Illuminate the night with a set of DIY Bleeding Holders. Made from dollar store vases and craft store acrylic paint they’ll lend a spooky atmosphere to your home during the day and in the dark of night.
The frosted glass and shiny blood combine with the flickering candlelight to offer up a warm glow Morticia Addams would certainly approve of.
I received the paint used in this project as part of the DecoArt blogger outreach program.
You could add the “blood” to plain glass but I knew I was using battery-operated candles and wanted to obscure the fake candles a bit.
Frosted glass paint is easier to use than etching cream. I used glossy red paint for the blood, it stays shiny and wet looking.
The large candle is from a set of remote controlled battery operated candles I picked up on a whim. I had no idea how helpful they would be until the power went out and my night-light-dependent daughter had a meltdown.
Looking for more bloody projects? Check out:
- Bloody Flower Wreath
- Blood Splatter Coasters
- Bloody Halloween Apron
- Bleeding Eyeball Truffles
- Slasher Movie Party Ideas
Halloween Candle Holder Supplies:
This DIY project definitely falls on the lower end of the budget. I picked up both glasses at the Dollar Tree.
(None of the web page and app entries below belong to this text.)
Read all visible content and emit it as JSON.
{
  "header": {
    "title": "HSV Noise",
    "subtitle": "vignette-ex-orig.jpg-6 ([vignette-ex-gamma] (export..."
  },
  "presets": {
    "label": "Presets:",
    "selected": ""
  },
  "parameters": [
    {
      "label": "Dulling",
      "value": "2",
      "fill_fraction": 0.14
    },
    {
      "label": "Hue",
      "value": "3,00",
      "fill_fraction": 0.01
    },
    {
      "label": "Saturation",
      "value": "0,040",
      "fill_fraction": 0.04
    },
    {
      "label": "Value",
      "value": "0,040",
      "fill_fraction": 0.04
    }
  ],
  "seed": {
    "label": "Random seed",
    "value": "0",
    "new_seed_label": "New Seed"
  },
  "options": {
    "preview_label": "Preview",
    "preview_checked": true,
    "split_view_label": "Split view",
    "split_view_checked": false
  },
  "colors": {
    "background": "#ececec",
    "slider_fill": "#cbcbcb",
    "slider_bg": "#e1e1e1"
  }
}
The paints are easy to find at the craft store and should only be a few bucks a bottle. The really important thing is that the red paint is glossy, that’s the best way to get the fresh blood look!
- Glass Candle Holders
- White Frosted Glass Enamels Paint
- Tuscan Red Gloss Enamels Paint
- Foam Brush
- Styrofoam Cup – It is Pumpkin Spice time after all!
- Battery Operated Candle
How to make Bleeding Candle Holders
The first step is to paint the entire outside of the glass candle holder with frosted glass paint. Two coats will give you a little more opacity.
Let the paint dry completely between coats or you’ll start to lift off the original coat.
When you’re happy with the frosted paint grab that styrofoam cup and wedge it into the glass. You can also use painter’s tape around the inside rim of the glass.
Make sure your red paint is shaken up and squeeze it directly from the bottle around the top of the glass. You want to cover the entire top and the more uneven the better.
For the next step you’ll want to find a firm but not super hard surface, I used the back of an old notebook. Grab the glass around the base of the cup and tap it. The sudden jolt will get the paint moving in a downward manner for that drippy blood look.
Keep adding paint and tapping the glass until you’re happy with the look. You can experiment here with how hard you’re tapping, what direction you’re holding the cup, and how much paint you’ve got piled up.
When you’re happy with your drips give the styrofoam cup a gentle squeeze and pull it out of the glass. Your paint might run a tiny but as it dries, it depends on how thick you layered it, but for the most part, it should dry in place.
Some areas might take a long time to fully set, again it depends on how thick the paint is. Just to be safe I recommend setting it somewhere it won’t get touched overnight.
One everything is dry, drop in a battery-operated candle and throw on a nice slasher flick.
You can stick a regular candle in but from experience I can tell you they’re really hard to get out if the wax drips down the side of the pillar.
Besides, everyone knows the best way to enjoy Halloween decorations is by tripping over tubs in the living room right?
Check out my Halloween Page for more ideas or start here: